(Rawpixel.com / Shutterstock.com)

Every community has a local ice cream shop. It’s as American as apple pie. But not all ice cream stores have a mission.

When he opened his ice cream store, Everyday Sundae in Washington DC, Charles Foreman, 53, had a goal in mind, “My objective is to make a positive impact in my community by treating people like family and remembering them,” he told The Washington Post.

With his business slogan, “A place for commUNITY,” Foreman’s store has quickly gained a devoted following, reported The Washington Post. Regular patrons visit to indulge in their favorite flavors; artwork and cards from local kids adorn the walls; and one patron purchases their paper napkins there to support the store. Foreman has also organized events like storybook readings accompanied by sweet treats for children from a nearby daycare.

What truly sets this business apart is the free ice cream that Foreman generously doles out.

“You know when they come in, you can see it,” Foreman told TODAY as he talked about how he can tell when a visitor wants a treat they can’t afford. “It was natural in me to (notice) some of the kids have it and some of the kids don’t have it. So I’m gonna sponsor them” and give them ice cream for free.

Location is everything
Everyday Sundae is located in the Petworth neighborhood of DC, a troubled area that has seen its share of crime, according to TODAY. When Foreman was laid off from his position as a corporate chef due to the pandemic, he decided to pursue his dream. He believed that his community was missing a family-friendly ice cream shop.

View this post on Instagram

A post shared by Everyday Sundae (@everydaysundaedc)

“You know, they say that an ice cream shop in your neighborhood is an indication that the neighborhood is turning around, and that things are getting better,” Foreman said. “Anybody that knows this area knows Kennedy Street is not the most cordial area, it can get dicey out there, let’s put it that way. So that was it. I just wanted to be right dead center in my community and do something that was positive.”

One day, one of his regular customers, Nicole Harkin, noticed Foreman give a free cone to a child with no money. For Foreman, this was a constant gesture that had just gone unnoticed, but Harkin reacted with surprise.

“Nicole, she saw me giving one of the kids’ ice cream and the next week she came back and handed me this envelope with my name on it,” Foreman adds. “I looked at the envelope after she left and it was $100.”

Paying it forward
Foreman was so touched by Harkin’s gift that he posted it on Instagram. Then other patrons began bringing in cash to cover Foreman’s free ice creams for people they didn’t know.

“You know, giving stuff away when you’re a small business owner isn’t great business practice,” Harkin said with a laugh. “But I could see him trying to do a bigger thing to improve the neighborhood. It was just really nice to see him give those ice cream cones away and really make a tangible difference in his neighborhood.”
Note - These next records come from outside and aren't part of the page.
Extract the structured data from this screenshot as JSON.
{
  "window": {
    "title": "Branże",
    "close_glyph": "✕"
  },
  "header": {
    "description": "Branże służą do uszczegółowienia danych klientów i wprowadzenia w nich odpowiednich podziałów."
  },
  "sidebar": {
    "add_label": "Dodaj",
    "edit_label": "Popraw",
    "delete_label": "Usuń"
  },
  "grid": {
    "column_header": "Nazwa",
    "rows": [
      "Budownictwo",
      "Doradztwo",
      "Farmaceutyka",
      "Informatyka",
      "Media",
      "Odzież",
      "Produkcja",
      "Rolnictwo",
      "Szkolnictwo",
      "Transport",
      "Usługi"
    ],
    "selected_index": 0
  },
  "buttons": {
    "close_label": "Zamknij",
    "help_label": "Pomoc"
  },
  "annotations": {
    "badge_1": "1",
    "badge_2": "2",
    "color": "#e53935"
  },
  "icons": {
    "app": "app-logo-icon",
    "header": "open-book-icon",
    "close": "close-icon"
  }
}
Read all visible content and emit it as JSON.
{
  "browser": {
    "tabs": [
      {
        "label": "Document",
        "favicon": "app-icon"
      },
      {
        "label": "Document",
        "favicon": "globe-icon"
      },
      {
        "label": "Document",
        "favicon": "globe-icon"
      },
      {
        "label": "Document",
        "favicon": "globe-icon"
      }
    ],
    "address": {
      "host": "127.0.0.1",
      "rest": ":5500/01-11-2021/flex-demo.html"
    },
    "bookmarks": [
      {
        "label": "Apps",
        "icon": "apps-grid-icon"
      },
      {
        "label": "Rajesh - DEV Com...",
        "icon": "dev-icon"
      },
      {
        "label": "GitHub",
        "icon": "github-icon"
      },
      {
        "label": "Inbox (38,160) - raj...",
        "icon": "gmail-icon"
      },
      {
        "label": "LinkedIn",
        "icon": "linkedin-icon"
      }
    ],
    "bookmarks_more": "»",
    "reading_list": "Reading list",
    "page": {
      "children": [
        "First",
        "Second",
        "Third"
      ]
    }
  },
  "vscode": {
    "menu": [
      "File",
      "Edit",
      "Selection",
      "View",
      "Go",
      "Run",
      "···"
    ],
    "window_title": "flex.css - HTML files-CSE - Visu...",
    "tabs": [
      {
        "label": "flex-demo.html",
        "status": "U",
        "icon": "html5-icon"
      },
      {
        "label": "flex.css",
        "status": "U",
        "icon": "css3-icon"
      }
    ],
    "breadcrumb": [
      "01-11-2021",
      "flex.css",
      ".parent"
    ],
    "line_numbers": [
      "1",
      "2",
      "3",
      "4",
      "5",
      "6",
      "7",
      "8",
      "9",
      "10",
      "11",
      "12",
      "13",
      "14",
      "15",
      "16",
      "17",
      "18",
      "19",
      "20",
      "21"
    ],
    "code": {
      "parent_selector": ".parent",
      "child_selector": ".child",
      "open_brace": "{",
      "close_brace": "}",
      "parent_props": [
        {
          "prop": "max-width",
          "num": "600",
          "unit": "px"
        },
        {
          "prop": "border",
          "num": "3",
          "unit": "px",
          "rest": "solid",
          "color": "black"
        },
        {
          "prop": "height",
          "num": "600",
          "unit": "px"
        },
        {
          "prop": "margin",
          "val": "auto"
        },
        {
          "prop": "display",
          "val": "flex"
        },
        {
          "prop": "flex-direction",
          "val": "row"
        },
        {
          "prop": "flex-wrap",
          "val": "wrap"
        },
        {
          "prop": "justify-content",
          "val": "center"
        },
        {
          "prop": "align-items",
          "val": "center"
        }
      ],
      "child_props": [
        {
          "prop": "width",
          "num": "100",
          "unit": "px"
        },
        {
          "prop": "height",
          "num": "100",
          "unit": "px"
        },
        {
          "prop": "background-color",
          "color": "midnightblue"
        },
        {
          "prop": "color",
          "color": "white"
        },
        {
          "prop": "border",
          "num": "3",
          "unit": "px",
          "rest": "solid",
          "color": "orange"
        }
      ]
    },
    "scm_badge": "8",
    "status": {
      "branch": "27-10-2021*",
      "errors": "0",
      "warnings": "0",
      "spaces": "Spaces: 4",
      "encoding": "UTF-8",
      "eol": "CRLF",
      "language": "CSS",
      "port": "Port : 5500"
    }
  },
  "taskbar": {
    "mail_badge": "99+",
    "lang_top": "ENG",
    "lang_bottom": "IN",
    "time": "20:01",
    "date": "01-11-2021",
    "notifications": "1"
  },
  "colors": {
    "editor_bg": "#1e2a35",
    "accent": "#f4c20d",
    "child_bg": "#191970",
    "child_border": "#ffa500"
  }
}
Foreman’s ice cream fund has received many donations since then, and once, visitors to the shop started buying cones for the people behind them in line, which started a pay it forward chain that lasted for hours.

View this post on Instagram

A post shared by Everyday Sundae (@everydaysundaedc)


“A police officer came in and bought ice cream and said he wanted to buy two scoops for the next two kids that came in,” Foreman said. “So the next two kids came in with their mom and I said, ‘There was an officer and he bought the next two scoops,’ and she was like, ‘Well we want to buy two scoops for the next kids after us.’”

Reaping what you sow
Everyday Sundae offers a rotating list of about 50 well-known yet refreshing flavors including 24 options at any given time, such as cappuccino crunch, black cherry, rich dark-chocolate hazelnut fudge, and brown butter bourbon truffle, reports the Washington Post. Portions are generous; there are three scoops of any flavors you choose in a single serving, and a double includes six. But generousity is not limited to portion size.

“When you see people doing their best, you want to do your best,” Foreman told the Washington Post. “Everything is contagious, whether you do something negative or positive.

“That’s just part of being in the community,” Foreman added. “We’re supposed to do all we can to help each other.”

Inspiring Ways to Spread Kindness
6 of the Most Inspiring Pay It Forward Chains
This Indiana Coffee Shop Rewards Customers' Acts of Kindness